Hi Seafarer, I have a few ships with rotating radars I have a few of these motors per the link below. They rotate quite well with one cell (1.4 volts) Gear Motor 3 - 224:1 90 Degree Shaft https://solarbotics.com/product/gm3/ I also have some of these, but they require a bit more vertical space. MFA 951 Series Motor and Gearbox 298:1 6volt (from CMB in the UK). I run these on 3 volts. Both are quite small. I have also used old servos in a couple of places.
Richard, If as you said each blade from shaft centreline to tip of blade is 30mm then it would not matter if you had two blades or ten. If the radius (your measurement) is 30mm then the diameter is 60mm. Perhaps you can remove the prop and place it on a flat surface so you can see the swept circumference when rotated.
Hi Richard, If each blade is 30mm from the shaft centre, it is a 60mm diameter propeller and is far too big for that size motor. For performance you need a larger motor say a Graupner 700 and I would still recommend a smaller propeller.
Hi John, Have you contacted Mtroniks about this at all. I have never received any answers to my email queries, but a friend of mine telephoned them with a query and they helped him. I agree with Dave and Doug too, but you have not yet told us if you have tried with a separate power supply to the Rx instead of the BEC.
John, Before you get any more ESCs here are a two basic things to try. 1. At the water's edge (on the stand) start the motors (both). Check their rotation. Then lower the boat into the water and see what happens. Either it should continue in the forward direction or it will stop and then go into reverse. Separately 2. Plug ESC into one radio channel and plug the other into another channel. This is a test - each ESC will be totally independent. Also we don't want use the BEC. I have had problems of a similar but slightly different nature with my Fairmile D previously, except that one of the motors would just stop after 15 or 20 seconds. Now I have each ESC running off a separate channel on the radio and the two channels are mixed so there is a master and slave channel and I use the single throttle stick to operate it. It works fine.
Hi Tica, From the question posed it was a sensible proposal. Please don't give up on offering help. I was not aware that RC gear needed to be set up for brushed motors or otherwise. I use mine for both brushed and brushless applications and I also have electronic ESCs as well as the old variable resistor types.

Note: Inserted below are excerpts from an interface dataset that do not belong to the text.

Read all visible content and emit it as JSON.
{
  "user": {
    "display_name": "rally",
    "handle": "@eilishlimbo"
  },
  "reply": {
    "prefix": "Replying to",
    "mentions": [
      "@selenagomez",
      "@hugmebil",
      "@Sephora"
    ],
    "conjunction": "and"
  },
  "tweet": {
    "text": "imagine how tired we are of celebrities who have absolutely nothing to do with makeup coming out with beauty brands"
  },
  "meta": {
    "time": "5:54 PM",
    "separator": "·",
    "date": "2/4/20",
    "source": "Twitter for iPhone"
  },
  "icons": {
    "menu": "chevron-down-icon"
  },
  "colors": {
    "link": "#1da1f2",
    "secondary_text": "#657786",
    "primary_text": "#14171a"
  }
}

Another thought - The main difference between the bench and the water is the load on the system - ie increase in amps. This load may cause the reduction in signal and into failsafe? What size propellers are in use? Maybe a test with smaller props. I would also test without the BEC.

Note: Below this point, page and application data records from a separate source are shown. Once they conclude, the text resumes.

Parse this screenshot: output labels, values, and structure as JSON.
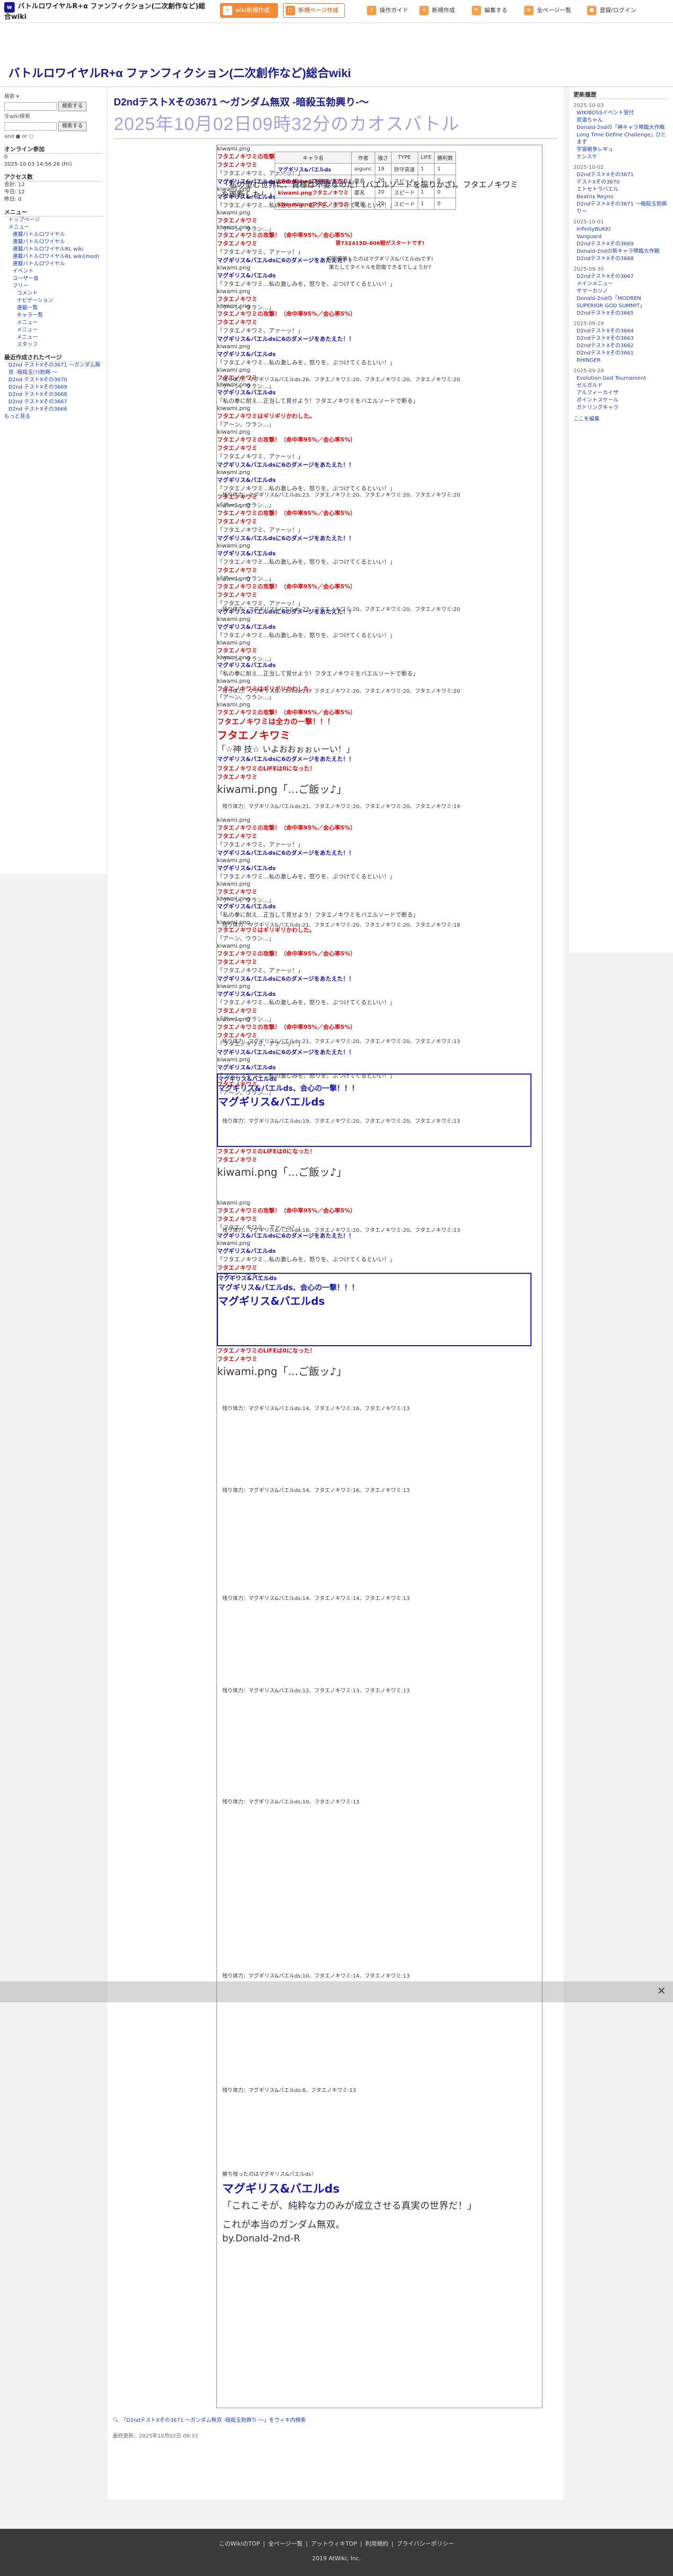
{
  "header": {
    "site_title": "バトルロワイヤルR+α ファンフィクション(二次創作など)総合wiki",
    "buttons": [
      "wiki新規作成",
      "新規ページ作成",
      "新規作成"
    ],
    "links": [
      "操作ガイド",
      "新規作成",
      "編集する",
      "全ページ一覧",
      "登録/ログイン"
    ]
  },
  "banner": {
    "wiki_title": "バトルロワイヤルR+α ファンフィクション(二次創作など)総合wiki"
  },
  "leftnav": {
    "search_label": "検索 ▾",
    "search_button": "検索する",
    "wiki_search_label": "全wiki検索",
    "wiki_search_button": "検索する",
    "and_or": "and ● or ○",
    "online_header": "オンライン参加",
    "online_count": "0",
    "date": "2025-10-03 14:56:28 (Fri)",
    "access_header": "アクセス数",
    "access_total": "合計: 12",
    "access_today": "今日: 12",
    "access_yesterday": "昨日: 0",
    "menu_header": "メニュー",
    "menu_items": [
      "トップページ",
      "メニュー",
      "連載バトルロワイヤル",
      "連載バトルロワイヤル",
      "連載バトルロワイヤルRL wiki",
      "連載バトルロワイヤルRL wiki(mod)",
      "連載バトルロワイヤル",
      "イベント",
      "ユーザー会",
      "フリー",
      "コメント",
      "ナビゲーション",
      "連載一覧",
      "キャラ一覧",
      "メニュー",
      "メニュー",
      "メニュー",
      "スタッフ"
    ],
    "recent_header": "最近作成されたページ",
    "recent_items": [
      "D2nd テストXその3671 〜ガンダム無双 -暗殺玉(?)勃興-〜",
      "D2nd テストXその3670",
      "D2nd テストXその3669",
      "D2nd テストXその3668",
      "D2nd テストXその3667",
      "D2nd テストXその3666"
    ],
    "more": "もっと見る"
  },
  "main": {
    "page_title": "D2ndテストXその3671 〜ガンダム無双 -暗殺玉勃興り-〜",
    "time_title": "2025年10月02日09時32分のカオスバトル",
    "table_headers": [
      "キャラ名",
      "作者",
      "強さ",
      "TYPE",
      "LIFE",
      "勝利数"
    ],
    "table_rows": [
      [
        "マグギリス&バエルds",
        "aigunc",
        "19",
        "防守高速",
        "1",
        "1"
      ],
      [
        "kiwami.pngフタエノキワミ",
        "匿名",
        "20",
        "スピード",
        "1",
        "0"
      ],
      [
        "kiwami.pngフタエノキワミ",
        "匿名",
        "20",
        "スピード",
        "1",
        "0"
      ],
      [
        "kiwami.pngフタエノキワミ",
        "匿名",
        "20",
        "スピード",
        "1",
        "0"
      ]
    ],
    "start_msg": "第732415D-806戦がスタートです!",
    "intro1": "初回優勝したのはマグギリス&バエルdsです!",
    "intro2": "果たしてタイトルを防衛できるでしょうか?",
    "img": "kiwami.png",
    "kiwami": "フタエノキワミ",
    "magu": "マグギリス&バエルds",
    "line_atk": "フタエノキワミの攻撃！（命中率95%／会心率5%）",
    "line_grab": "「フタエノキワミ、アァーッ！」",
    "line_dmg": "マグギリス&バエルdsに6のダメージをあたえた！！",
    "line_magu_atk": "マグギリス&バエルds",
    "line_magu_q": "「私の拳に耐え…正当して見せよう！フタエノキワミをバエルソードで断る」",
    "line_def": "「フタエノキワミ…私の激しみを、怒りを、ぶつけてくるといい！」",
    "line_crit": "フタエノキワミは全カの一撃！！！",
    "line_kick": "「☆神 技☆ いよおおぉぉぃーい！」",
    "line_avoid": "フタエノキワミはギリギリかわした。",
    "line_ukan": "「ア〜ン、ウラン…」",
    "line_hungry": "「…ご飯ッ♪」",
    "line_lose": "フタエノキワミのLIFEは0になった！",
    "line_big1": "マグギリス&バエルds、会心の一撃！！！",
    "line_big2": "マグギリス&バエルds",
    "line_big3": "「私の望む世界に、貴様は不要なのだ！(バエルソードを振りかざ)。フタエノキワミを両断した！」",
    "hp_prefix": "残り体力：",
    "hp_lines": [
      "残り体力：マグギリス&バエルds:26、フタエノキワミ:20、フタエノキワミ:20、フタエノキワミ:20",
      "残り体力：マグギリス&バエルds:23、フタエノキワミ:20、フタエノキワミ:20、フタエノキワミ:20",
      "残り体力：マグギリス&バエルds:21、フタエノキワミ:20、フタエノキワミ:20、フタエノキワミ:20",
      "残り体力：マグギリス&バエルds:21、フタエノキワミ:20、フタエノキワミ:20、フタエノキワミ:19",
      "残り体力：マグギリス&バエルds:21、フタエノキワミ:20、フタエノキワミ:20、フタエノキワミ:18",
      "残り体力：マグギリス&バエルds:21、フタエノキワミ:20、フタエノキワミ:20、フタエノキワミ:13",
      "残り体力：マグギリス&バエルds:19、フタエノキワミ:20、フタエノキワミ:20、フタエノキワミ:13",
      "残り体力：マグギリス&バエルds:18、フタエノキワミ:20、フタエノキワミ:20、フタエノキワミ:13",
      "残り体力：マグギリス&バエルds:14、フタエノキワミ:16、フタエノキワミ:13",
      "残り体力：マグギリス&バエルds:14、フタエノキワミ:16、フタエノキワミ:13",
      "残り体力：マグギリス&バエルds:14、フタエノキワミ:14、フタエノキワミ:13",
      "残り体力：マグギリス&バエルds:12、フタエノキワミ:13、フタエノキワミ:13",
      "残り体力：マグギリス&バエルds:10、フタエノキワミ:13",
      "残り体力：マグギリス&バエルds:10、フタエノキワミ:14、フタエノキワミ:13",
      "残り体力：マグギリス&バエルds:8、フタエノキワミ:13",
      "残り体力：マグギリス&バエルds:8、フタエノキワミ:15"
    ],
    "final1": "勝ち残ったのはマグギリス&バエルds！",
    "final2": "マグギリス&バエルds",
    "final3": "「これこそが、純粋な力のみが成立させる真実の世界だ！」",
    "final4": "これが本当のガンダム無双。",
    "final5": "by.Donald-2nd-R",
    "tweet": "「D2ndテストXその3671 〜ガンダム無双 -暗殺玉勃興り-〜」をウィキ内検索",
    "updated": "最終更新：2025年10月02日 09:33"
  },
  "rightnav": {
    "header": "更新履歴",
    "dates": [
      "2025-10-03",
      "2025-10-02",
      "2025-10-01",
      "2025-09-30",
      "2025-09-29",
      "2025-09-28"
    ],
    "items": [
      "WIKIBOSSイベント受付",
      "冥道ちゃん",
      "Donald-2ndの「神キャラ降臨大作戦 Long Time Define Challenge」ひとまず",
      "宇宙戦争レギュ",
      "ケンスケ",
      "D2ndテストXその3671",
      "テストXその3670",
      "エトセトラバエル",
      "Beatrix Reyno",
      "D2ndテストXその3671 〜暗殺玉勃興り〜",
      "InfinityBUKKI",
      "Vanguard",
      "D2ndテストXその3669",
      "Donald-2ndの新キャラ降臨大作戦",
      "D2ndテストXその3668",
      "D2ndテストXその3667",
      "メインメニュー",
      "サマーカジノ",
      "Donald-2ndの「MODREN SUPERIOR GOD SUMMIT」",
      "D2ndテストXその3665",
      "D2ndテストXその3664",
      "D2ndテストXその3663",
      "D2ndテストXその3662",
      "D2ndテストXその3661",
      "RHINGER",
      "Evolution God Tournament",
      "ゼルガルド",
      "アルフィーカイザ",
      "ポイントスケール",
      "ガトリングキャラ"
    ],
    "more": "ここを編集"
  },
  "footer": {
    "links": [
      "このWikiのTOP",
      "全ページ一覧",
      "アットウィキTOP",
      "利用規約",
      "プライバシーポリシー"
    ],
    "copyright": "2019 AtWiki, Inc."
  }
}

Hi John, I have a several MTroniks ESCs. If you have the Plug & Play type, then when you first start you need to move the stick forwards and then back. I find that sometimes they refuse to go forward and prefer reverse when the stick is moved forward, so I move the stick backwards first. This usually works (although I don't know why). I do not use the BEC (my choice). I have also had issues with using a single 30Amp Tio ESC running two 12V motors via the single ESC in my Vosper MTB. No answers from MTroniks. Regards
Both Fairmile D boats 1/24 scale and are scratch built. They have both been about 6 years in operation. MGB623 is an MGB, flying the Norwegian flag and belongs to a good friend. Mine is MTB741. It is powered by 2 Graupner Speed 700 12V motors with NiMH batteries. The 6 pdrs and 20mm guns can rotate. It has a balsa planked hull and fibreglass skin. Decks and superstructure are also balsa. Guns are from tinplate and brass.